Material for this exercise.
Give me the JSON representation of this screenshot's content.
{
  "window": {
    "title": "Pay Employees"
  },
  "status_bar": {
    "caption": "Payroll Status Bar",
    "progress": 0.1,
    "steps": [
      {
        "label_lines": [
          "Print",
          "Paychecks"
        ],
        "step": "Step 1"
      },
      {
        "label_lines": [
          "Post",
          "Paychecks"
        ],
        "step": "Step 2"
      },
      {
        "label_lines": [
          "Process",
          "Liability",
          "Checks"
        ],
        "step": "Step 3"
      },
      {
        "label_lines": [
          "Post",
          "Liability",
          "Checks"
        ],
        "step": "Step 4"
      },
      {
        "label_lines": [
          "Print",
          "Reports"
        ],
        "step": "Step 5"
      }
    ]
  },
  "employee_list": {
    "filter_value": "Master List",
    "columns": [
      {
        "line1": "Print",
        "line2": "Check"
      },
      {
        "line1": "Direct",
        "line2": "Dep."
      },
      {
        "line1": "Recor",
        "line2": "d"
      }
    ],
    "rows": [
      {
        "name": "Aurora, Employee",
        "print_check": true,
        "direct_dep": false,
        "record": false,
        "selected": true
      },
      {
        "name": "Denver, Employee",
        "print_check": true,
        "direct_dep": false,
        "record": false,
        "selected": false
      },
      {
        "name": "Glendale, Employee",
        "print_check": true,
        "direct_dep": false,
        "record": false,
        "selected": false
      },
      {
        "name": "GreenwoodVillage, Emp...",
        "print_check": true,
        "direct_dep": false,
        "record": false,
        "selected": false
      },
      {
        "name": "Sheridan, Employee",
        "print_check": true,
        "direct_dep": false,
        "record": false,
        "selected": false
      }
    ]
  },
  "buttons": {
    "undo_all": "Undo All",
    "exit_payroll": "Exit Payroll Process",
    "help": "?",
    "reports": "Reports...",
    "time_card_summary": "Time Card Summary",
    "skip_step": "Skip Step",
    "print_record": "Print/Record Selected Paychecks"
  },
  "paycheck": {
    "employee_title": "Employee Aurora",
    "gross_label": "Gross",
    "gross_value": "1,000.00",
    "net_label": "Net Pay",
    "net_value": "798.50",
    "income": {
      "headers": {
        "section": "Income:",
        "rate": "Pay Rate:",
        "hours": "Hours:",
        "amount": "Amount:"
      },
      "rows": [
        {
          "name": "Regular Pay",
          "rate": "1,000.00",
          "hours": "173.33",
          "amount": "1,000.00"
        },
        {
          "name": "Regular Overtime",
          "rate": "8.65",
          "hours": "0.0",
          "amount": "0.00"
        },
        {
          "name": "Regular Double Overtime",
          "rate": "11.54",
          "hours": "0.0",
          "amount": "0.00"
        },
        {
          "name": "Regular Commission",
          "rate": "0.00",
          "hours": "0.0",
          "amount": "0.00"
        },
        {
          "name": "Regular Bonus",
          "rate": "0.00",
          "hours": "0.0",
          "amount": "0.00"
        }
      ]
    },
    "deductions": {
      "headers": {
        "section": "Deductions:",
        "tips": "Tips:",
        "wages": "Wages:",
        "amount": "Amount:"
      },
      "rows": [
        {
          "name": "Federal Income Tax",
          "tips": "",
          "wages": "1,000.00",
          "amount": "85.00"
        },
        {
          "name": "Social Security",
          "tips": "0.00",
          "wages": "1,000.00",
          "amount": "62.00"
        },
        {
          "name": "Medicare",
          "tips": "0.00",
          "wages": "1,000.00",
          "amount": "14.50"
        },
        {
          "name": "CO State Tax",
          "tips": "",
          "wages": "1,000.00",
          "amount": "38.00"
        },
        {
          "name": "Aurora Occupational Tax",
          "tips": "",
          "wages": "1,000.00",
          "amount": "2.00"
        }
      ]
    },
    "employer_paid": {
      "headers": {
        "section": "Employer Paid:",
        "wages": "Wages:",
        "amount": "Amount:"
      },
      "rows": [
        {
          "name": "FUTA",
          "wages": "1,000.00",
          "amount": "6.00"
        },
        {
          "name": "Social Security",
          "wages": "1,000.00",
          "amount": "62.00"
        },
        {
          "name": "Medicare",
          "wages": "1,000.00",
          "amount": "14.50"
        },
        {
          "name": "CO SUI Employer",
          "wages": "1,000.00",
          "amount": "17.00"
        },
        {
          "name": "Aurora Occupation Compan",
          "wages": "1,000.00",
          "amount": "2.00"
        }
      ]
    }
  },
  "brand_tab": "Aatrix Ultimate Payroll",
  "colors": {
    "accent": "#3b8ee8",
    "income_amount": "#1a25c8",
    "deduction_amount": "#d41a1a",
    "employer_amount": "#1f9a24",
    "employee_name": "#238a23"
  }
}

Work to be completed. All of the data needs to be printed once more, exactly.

Task response.
Give me the JSON representation of this screenshot's content.
{
  "window": {
    "title": "Pay Employees"
  },
  "status_bar": {
    "caption": "Payroll Status Bar",
    "progress": 0.1,
    "steps": [
      {
        "label_lines": [
          "Print",
          "Paychecks"
        ],
        "step": "Step 1"
      },
      {
        "label_lines": [
          "Post",
          "Paychecks"
        ],
        "step": "Step 2"
      },
      {
        "label_lines": [
          "Process",
          "Liability",
          "Checks"
        ],
        "step": "Step 3"
      },
      {
        "label_lines": [
          "Post",
          "Liability",
          "Checks"
        ],
        "step": "Step 4"
      },
      {
        "label_lines": [
          "Print",
          "Reports"
        ],
        "step": "Step 5"
      }
    ]
  },
  "employee_list": {
    "filter_value": "Master List",
    "columns": [
      {
        "line1": "Print",
        "line2": "Check"
      },
      {
        "line1": "Direct",
        "line2": "Dep."
      },
      {
        "line1": "Recor",
        "line2": "d"
      }
    ],
    "rows": [
      {
        "name": "Aurora, Employee",
        "print_check": true,
        "direct_dep": false,
        "record": false,
        "selected": true
      },
      {
        "name": "Denver, Employee",
        "print_check": true,
        "direct_dep": false,
        "record": false,
        "selected": false
      },
      {
        "name": "Glendale, Employee",
        "print_check": true,
        "direct_dep": false,
        "record": false,
        "selected": false
      },
      {
        "name": "GreenwoodVillage, Emp...",
        "print_check": true,
        "direct_dep": false,
        "record": false,
        "selected": false
      },
      {
        "name": "Sheridan, Employee",
        "print_check": true,
        "direct_dep": false,
        "record": false,
        "selected": false
      }
    ]
  },
  "buttons": {
    "undo_all": "Undo All",
    "exit_payroll": "Exit Payroll Process",
    "help": "?",
    "reports": "Reports...",
    "time_card_summary": "Time Card Summary",
    "skip_step": "Skip Step",
    "print_record": "Print/Record Selected Paychecks"
  },
  "paycheck": {
    "employee_title": "Employee Aurora",
    "gross_label": "Gross",
    "gross_value": "1,000.00",
    "net_label": "Net Pay",
    "net_value": "798.50",
    "income": {
      "headers": {
        "section": "Income:",
        "rate": "Pay Rate:",
        "hours": "Hours:",
        "amount": "Amount:"
      },
      "rows": [
        {
          "name": "Regular Pay",
          "rate": "1,000.00",
          "hours": "173.33",
          "amount": "1,000.00"
        },
        {
          "name": "Regular Overtime",
          "rate": "8.65",
          "hours": "0.0",
          "amount": "0.00"
        },
        {
          "name": "Regular Double Overtime",
          "rate": "11.54",
          "hours": "0.0",
          "amount": "0.00"
        },
        {
          "name": "Regular Commission",
          "rate": "0.00",
          "hours": "0.0",
          "amount": "0.00"
        },
        {
          "name": "Regular Bonus",
          "rate": "0.00",
          "hours": "0.0",
          "amount": "0.00"
        }
      ]
    },
    "deductions": {
      "headers": {
        "section": "Deductions:",
        "tips": "Tips:",
        "wages": "Wages:",
        "amount": "Amount:"
      },
      "rows": [
        {
          "name": "Federal Income Tax",
          "tips": "",
          "wages": "1,000.00",
          "amount": "85.00"
        },
        {
          "name": "Social Security",
          "tips": "0.00",
          "wages": "1,000.00",
          "amount": "62.00"
        },
        {
          "name": "Medicare",
          "tips": "0.00",
          "wages": "1,000.00",
          "amount": "14.50"
        },
        {
          "name": "CO State Tax",
          "tips": "",
          "wages": "1,000.00",
          "amount": "38.00"
        },
        {
          "name": "Aurora Occupational Tax",
          "tips": "",
          "wages": "1,000.00",
          "amount": "2.00"
        }
      ]
    },
    "employer_paid": {
      "headers": {
        "section": "Employer Paid:",
        "wages": "Wages:",
        "amount": "Amount:"
      },
      "rows": [
        {
          "name": "FUTA",
          "wages": "1,000.00",
          "amount": "6.00"
        },
        {
          "name": "Social Security",
          "wages": "1,000.00",
          "amount": "62.00"
        },
        {
          "name": "Medicare",
          "wages": "1,000.00",
          "amount": "14.50"
        },
        {
          "name": "CO SUI Employer",
          "wages": "1,000.00",
          "amount": "17.00"
        },
        {
          "name": "Aurora Occupation Compan",
          "wages": "1,000.00",
          "amount": "2.00"
        }
      ]
    }
  },
  "brand_tab": "Aatrix Ultimate Payroll",
  "colors": {
    "accent": "#3b8ee8",
    "income_amount": "#1a25c8",
    "deduction_amount": "#d41a1a",
    "employer_amount": "#1f9a24",
    "employee_name": "#238a23"
  }
}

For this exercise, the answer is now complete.